We have teams working on e-bikes, on urban bikes, road bikes, mountain bikes and e-mountain bikes. By having all these people in one place, we’re sharing a lot of knowledge with each other.
A lot of people are somewhat specialised. We try to develop the shared knowledge within a team so the urban group kind of sit near each other and they’re working together – and [it] will be somewhat consistent from project to project.
“Everyone pretty much takes lunch around noon… and goes for a ride”
On a nice day, you’ll see big groups of us go out for a ride and then come back and eat lunch. Today when it’s a little gloomy and rainy, more people are just going to be hanging around in the kitchen. I will probably walk around the corner to the bakery and get a sandwich. I might grab a couple of colleagues, see if someone else hasn’t brought a lunch.
As much as everyone would love to pretend that we’re not in meetings all the time, sometimes your afternoon is just meetings. Because it’s an international company, we work a lot with our colleagues in the US. For me especially, there’s quite a lot that happens in the afternoon when our time zones overlap.
There are also designers and engineers in the US; we’re working on projects together often we’ll have collaboration meetings where they might be reviewing the progress of a design and getting feedback from other groups. Mondays are always status meetings where everyone comes together and gets a bit of a snapshot of where all the projects are at.
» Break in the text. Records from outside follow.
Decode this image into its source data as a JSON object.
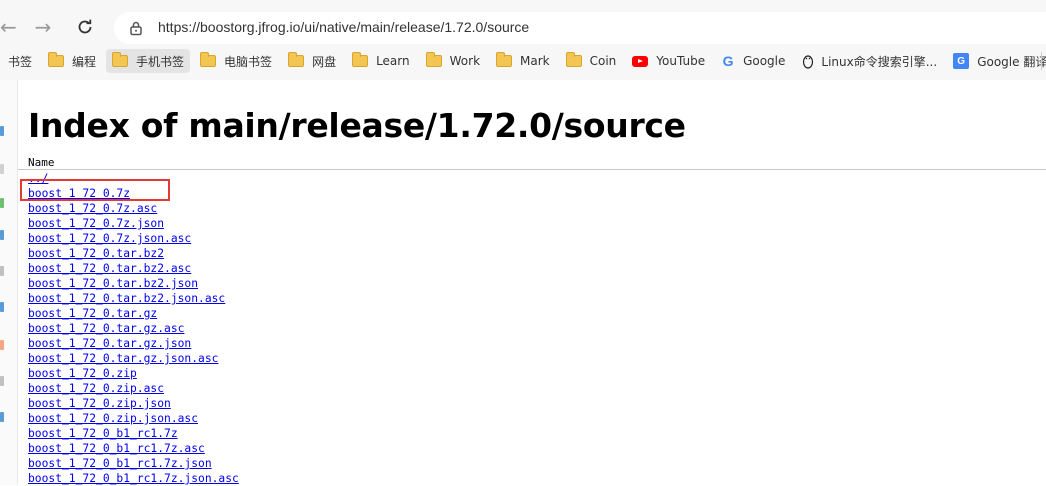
{
  "browser": {
    "url": "https://boostorg.jfrog.io/ui/native/main/release/1.72.0/source",
    "bookmarks": [
      {
        "label": "书签",
        "icon": "none"
      },
      {
        "label": "编程",
        "icon": "folder-icon"
      },
      {
        "label": "手机书签",
        "icon": "folder-icon"
      },
      {
        "label": "电脑书签",
        "icon": "folder-icon"
      },
      {
        "label": "网盘",
        "icon": "folder-icon"
      },
      {
        "label": "Learn",
        "icon": "folder-icon"
      },
      {
        "label": "Work",
        "icon": "folder-icon"
      },
      {
        "label": "Mark",
        "icon": "folder-icon"
      },
      {
        "label": "Coin",
        "icon": "folder-icon"
      },
      {
        "label": "YouTube",
        "icon": "youtube-icon"
      },
      {
        "label": "Google",
        "icon": "google-icon"
      },
      {
        "label": "Linux命令搜索引擎...",
        "icon": "linux-icon"
      },
      {
        "label": "Google 翻译",
        "icon": "google-translate-icon"
      }
    ]
  },
  "page": {
    "title": "Index of main/release/1.72.0/source",
    "column_header": "Name",
    "files": [
      "../",
      "boost_1_72_0.7z",
      "boost_1_72_0.7z.asc",
      "boost_1_72_0.7z.json",
      "boost_1_72_0.7z.json.asc",
      "boost_1_72_0.tar.bz2",
      "boost_1_72_0.tar.bz2.asc",
      "boost_1_72_0.tar.bz2.json",
      "boost_1_72_0.tar.bz2.json.asc",
      "boost_1_72_0.tar.gz",
      "boost_1_72_0.tar.gz.asc",
      "boost_1_72_0.tar.gz.json",
      "boost_1_72_0.tar.gz.json.asc",
      "boost_1_72_0.zip",
      "boost_1_72_0.zip.asc",
      "boost_1_72_0.zip.json",
      "boost_1_72_0.zip.json.asc",
      "boost_1_72_0_b1_rc1.7z",
      "boost_1_72_0_b1_rc1.7z.asc",
      "boost_1_72_0_b1_rc1.7z.json",
      "boost_1_72_0_b1_rc1.7z.json.asc"
    ],
    "highlighted_file": "boost_1_72_0.7z"
  },
  "colors": {
    "link": "#0000ee",
    "highlight": "#e53935"
  }
}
“With bicycle design, the outward design and the function are the same thing”
I think one of the things that makes bicycle design unique and really quite interesting for industrial designers is that the outward design and the structure and the function are the same thing.
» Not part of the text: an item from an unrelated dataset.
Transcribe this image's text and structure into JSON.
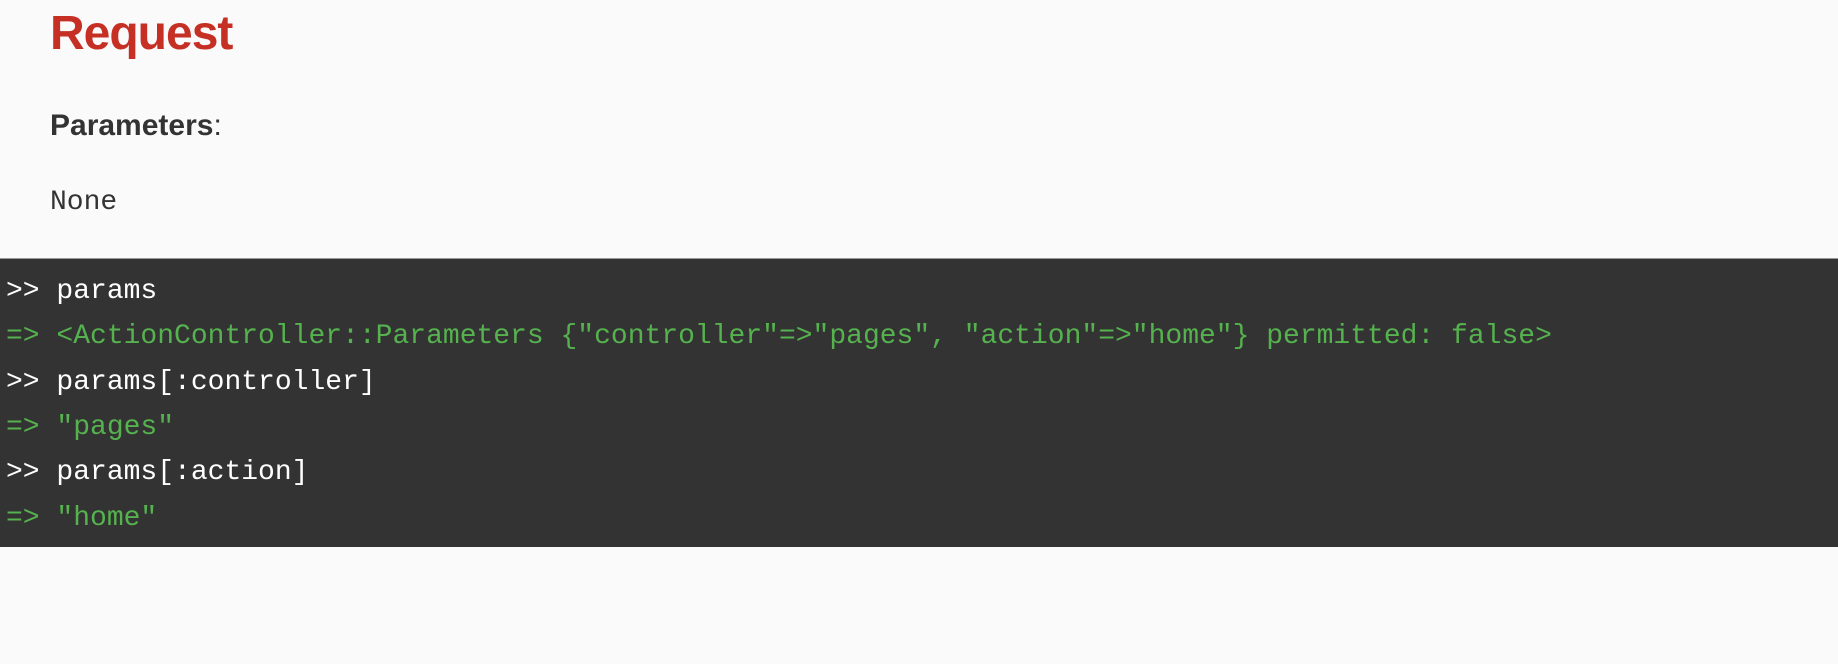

For a lot of goods, you design a shell, or you’re designing the things that the user will interface with, but all of the function is hidden. With bicycles, they are the same thing.
When you’re designing a bike frame, it has to be beautiful and has to invoke what we’re trying to invoke from an aesthetic sense. It also has to be structurally quite efficient and refined; it might need to be aerodynamic, or to hold a certain amount of cargo or be compatible with certain parts. All of that is in the same thing, so it requires these very close collaborative efforts between engineering, industrial design and product management.
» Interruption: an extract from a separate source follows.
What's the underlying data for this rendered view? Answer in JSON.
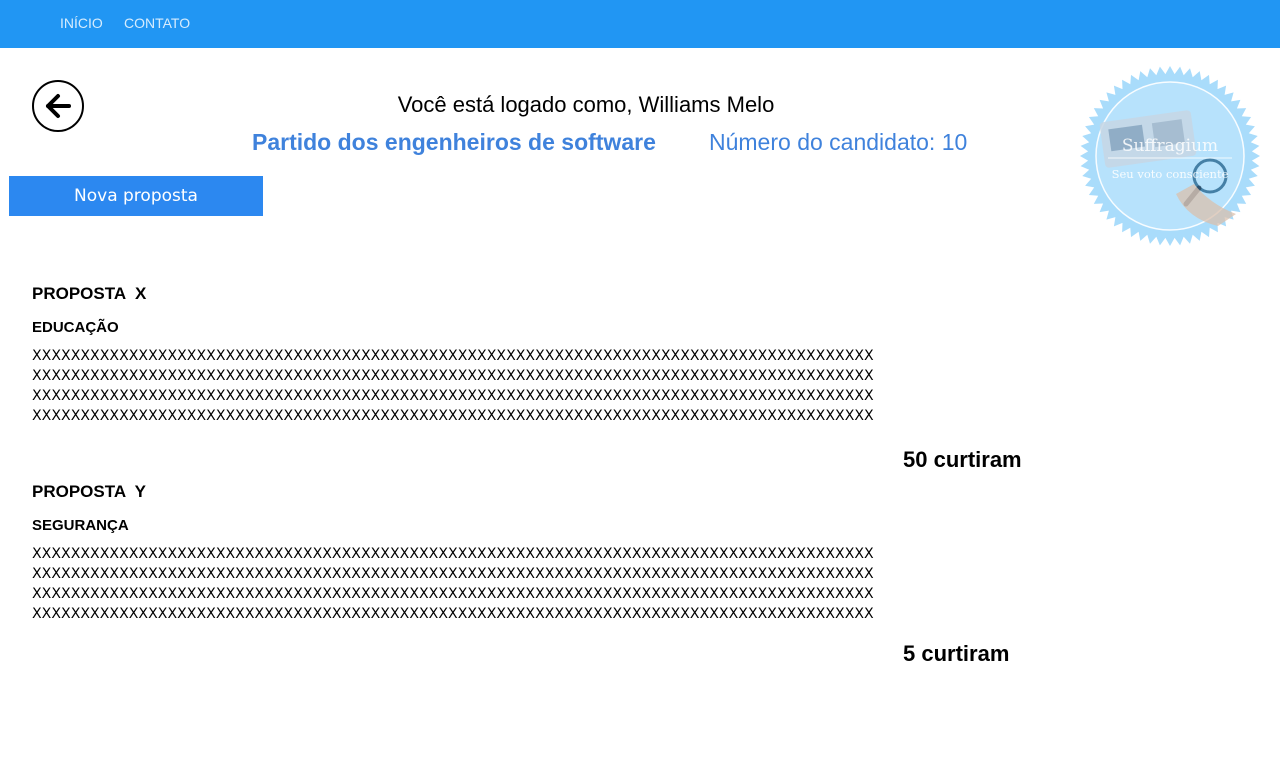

No one can kind of just go off and make it on their own – or they can, but we’ll be missing quite a lot of what makes a great bicycle.
Engineering might send industrial design a clearance model of an aspect of the bike, and then we would spend the day either sketching on top of it, or designing in 3D, in CAD, and sending that back and forth. Or you go to the engineer, “I really want to have this line come in like that. That’s going to require us to push this surface out a little bit…” and then you’ll work it out.
Let’s say we get this part to a good point before the end of the day. We set it up to print out overnight in the 3D printer and in the morning, we see if it’s doing what we want it to do, maybe test fit it on a bike.
If it’s perfect, then then you might move on. But usually once you see something in real life – whether that’s a 3D print, the first samples from a mould, or the first tubes that have been made by the factory – the team will do a bit of review.
Everyone’s looking at it from different perspectives. Engineering might be measuring wall thicknesses and checking clearances; industrial design is looking at if it actually captures what I was trying to convey. Maybe we’re gonna need to bump that up or make this shadow more dramatic, or the opposite can happen where it looks tiny on my screen and it’s huge in real life.
And then at the end of the end of the day, I sit down and try to catch up on some emails. I text my wife I have time to see if there’s anything I need to grab on the way home, I bike home, lock up the bike, take the elevator up to the flat and my cat greets me at the door.
All images courtesy of Ian Surra and Cannondale. The transcript of this interview has been edited for sense and length.